“We thank you from the bottom of our hearts for saving our baby boy."September 10, 2016
"I am still here thanks to GWAAC."September 30, 2016
It was a journey Adam had made countless times before on his moped, from his home in Radstock to his college not far away. However one day this familiar journey ended with him travelling to hospital by air ambulance.
Adam was on his way to college to begin the second year of his painting and decorating course when he misjudged the traffic at a set of traffic lights and hit the island in the middle of the road. He was thrown off his bike and as he flew through the air his helmet, which had not been done up properly, came off.
Adam landed on his head, causing a serve head injury and fracturing his skull in two places. He also bruised his lungs and damaged his pancreas. These injuries were life-threatening and if he had any chance of surviving he needed expert help immediately.
Great Western Air Ambulance Charity's Critical Care Team were called, and flew to the scene in 11 minutes. On board the helicopter were Critical Care Paramedic James Yates, and Critical Care Doctor Rich Reed. The team bring the expertise and skills found in a hospital accident and emergency department to the scene of an incident. James said:
“When we arrived on scene we assessed Adam and found that he had a serious head injury and a suspected skull fracture. We carried out an emergency anesthetic procedure on scene called a Rapid Sequence Induction to protect his brain. We then airlifted him to Southmead Hospital, which is the major trauma centre for the region.”
When Adam arrived in hospital he was taken straight into intensive care, and spent three weeks in a coma. His family were told to prepare for the worst. Adam’s mother Jane said:
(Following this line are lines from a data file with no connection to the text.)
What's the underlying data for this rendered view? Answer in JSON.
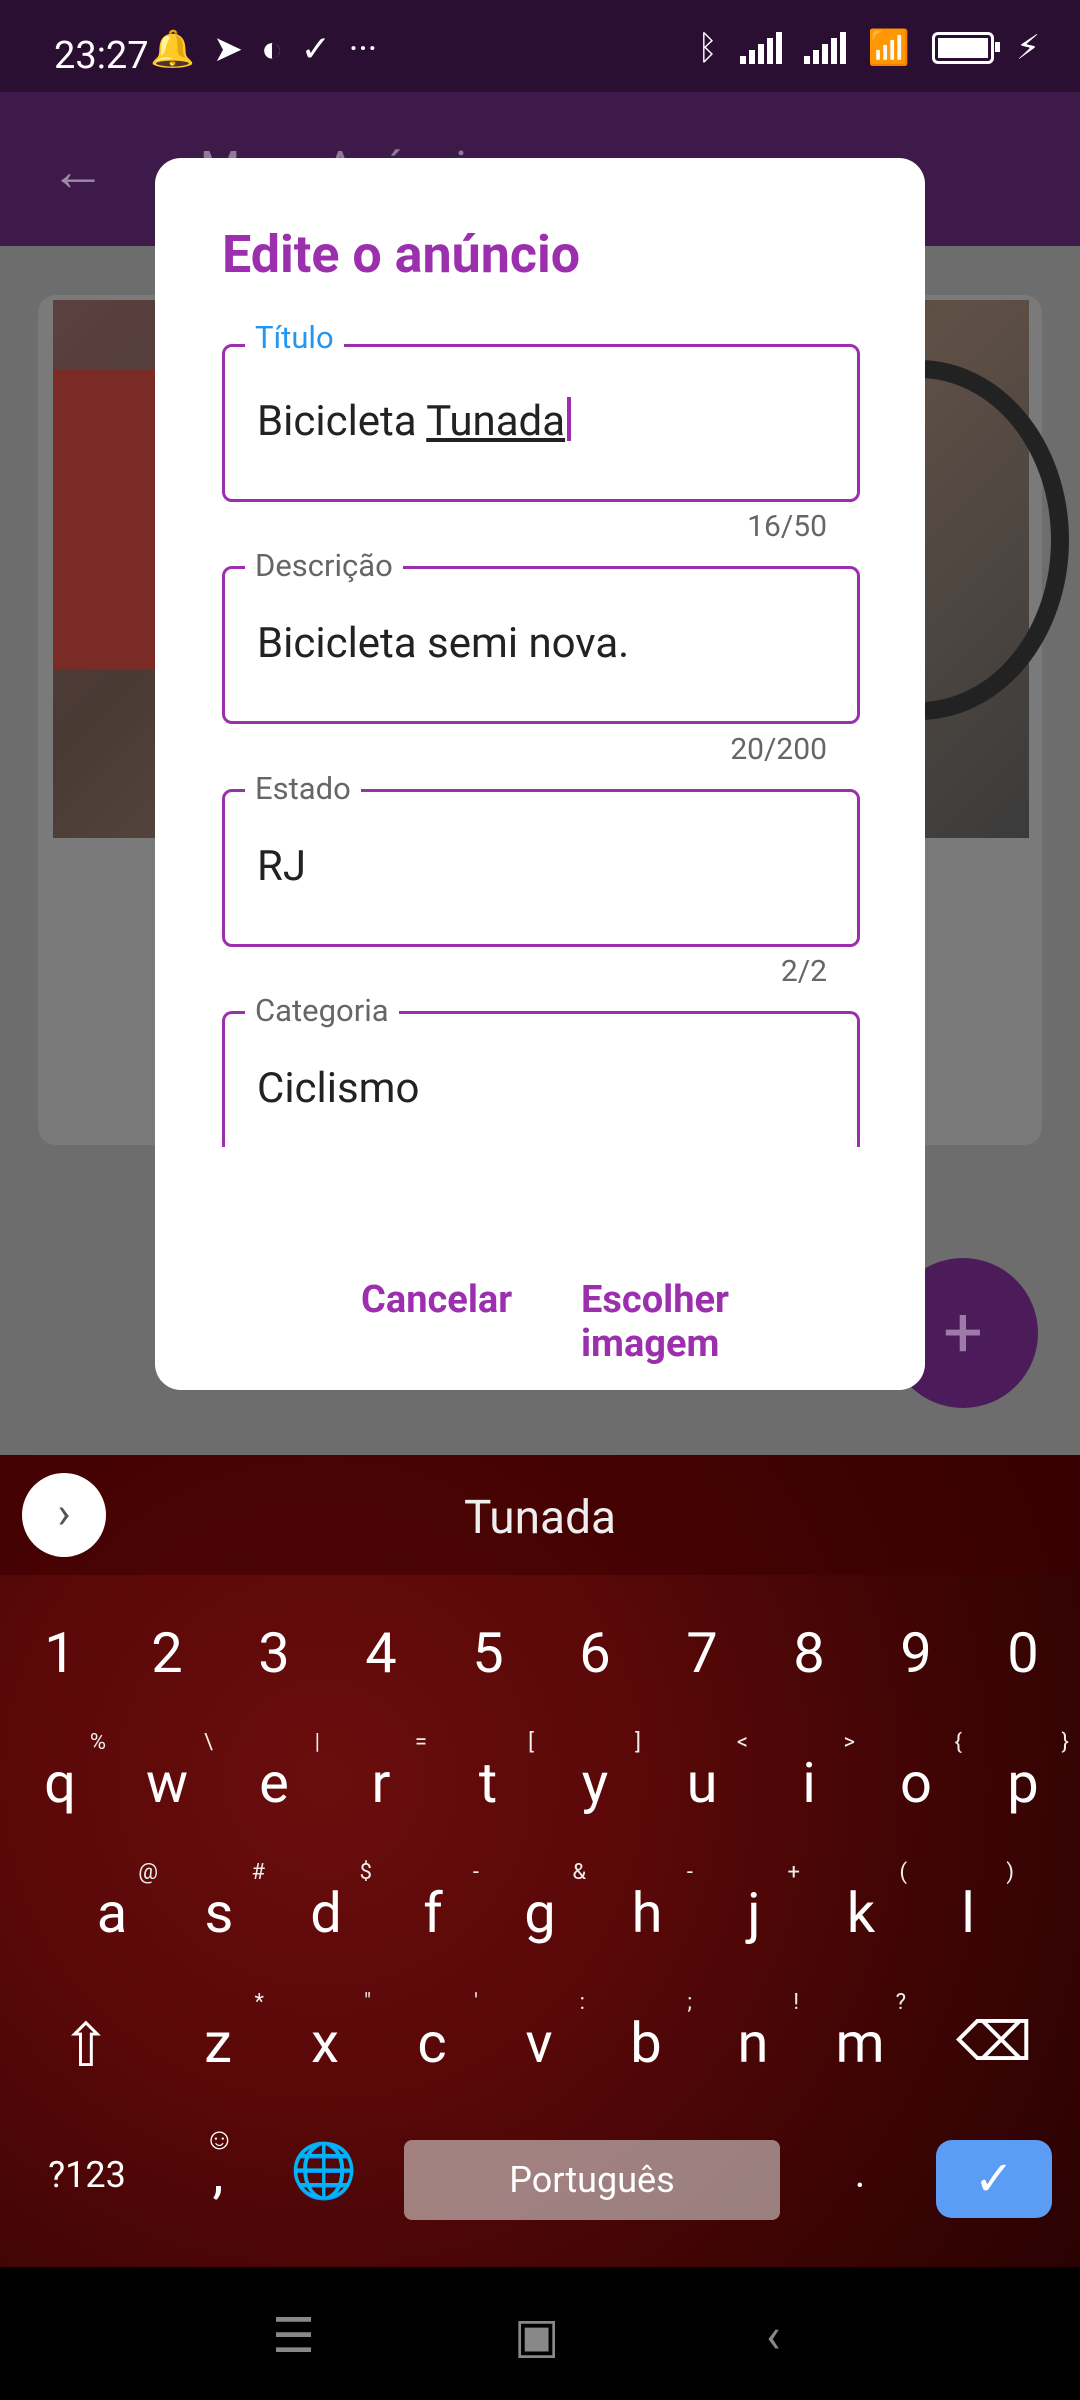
{
  "status_bar": {
    "time": "23:27",
    "left_icons": [
      "alarm-icon",
      "telegram-icon",
      "app-icon",
      "check-icon",
      "more-icon"
    ],
    "right_icons": [
      "bluetooth-icon",
      "signal-icon",
      "signal-icon",
      "wifi-icon",
      "battery-icon",
      "charging-icon"
    ],
    "battery_level": 1.0
  },
  "app_bar": {
    "title": "Meus Anúncios"
  },
  "dialog": {
    "title": "Edite o anúncio",
    "fields": [
      {
        "label": "Título",
        "value_plain": "Bicicleta ",
        "value_underlined": "Tunada",
        "counter": ""
      },
      {
        "label": "Descrição",
        "value": "Bicicleta semi nova.",
        "counter": "16/50"
      },
      {
        "label": "Estado",
        "value": "RJ",
        "counter": "20/200"
      },
      {
        "label": "Categoria",
        "value": "Ciclismo",
        "counter": "2/2"
      }
    ],
    "buttons": {
      "cancel": "Cancelar",
      "choose_image": "Escolher imagem"
    }
  },
  "keyboard": {
    "suggestion": "Tunada",
    "numbers": [
      "1",
      "2",
      "3",
      "4",
      "5",
      "6",
      "7",
      "8",
      "9",
      "0"
    ],
    "row1": [
      {
        "k": "q",
        "s": "%"
      },
      {
        "k": "w",
        "s": "\\"
      },
      {
        "k": "e",
        "s": "|"
      },
      {
        "k": "r",
        "s": "="
      },
      {
        "k": "t",
        "s": "["
      },
      {
        "k": "y",
        "s": "]"
      },
      {
        "k": "u",
        "s": "<"
      },
      {
        "k": "i",
        "s": ">"
      },
      {
        "k": "o",
        "s": "{"
      },
      {
        "k": "p",
        "s": "}"
      }
    ],
    "row2": [
      {
        "k": "a",
        "s": "@"
      },
      {
        "k": "s",
        "s": "#"
      },
      {
        "k": "d",
        "s": "$"
      },
      {
        "k": "f",
        "s": "-"
      },
      {
        "k": "g",
        "s": "&"
      },
      {
        "k": "h",
        "s": "-"
      },
      {
        "k": "j",
        "s": "+"
      },
      {
        "k": "k",
        "s": "("
      },
      {
        "k": "l",
        "s": ")"
      }
    ],
    "row3": [
      {
        "k": "z",
        "s": "*"
      },
      {
        "k": "x",
        "s": "\""
      },
      {
        "k": "c",
        "s": "'"
      },
      {
        "k": "v",
        "s": ":"
      },
      {
        "k": "b",
        "s": ";"
      },
      {
        "k": "n",
        "s": "!"
      },
      {
        "k": "m",
        "s": "?"
      }
    ],
    "symbols_key": "?123",
    "comma_key": ",",
    "space_label": "Português",
    "period_key": "."
  },
  "nav_bar": {
    "icons": [
      "menu-icon",
      "home-icon",
      "back-icon"
    ]
  }
}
“When we arrived at the hospital, we were told how seriously ill Adam was and that the next 48 hours would be critical. The consultant told me that if Adam had not had the critical care team and been airlifted to hospital he would not have survived the journey by road.”
After five and a half months in hospital Adam was allowed home, and will make a full recovery.
The consultant told me that if Adam had not had the critical care team and been airlifted to hospital he would not have survived the journey by road.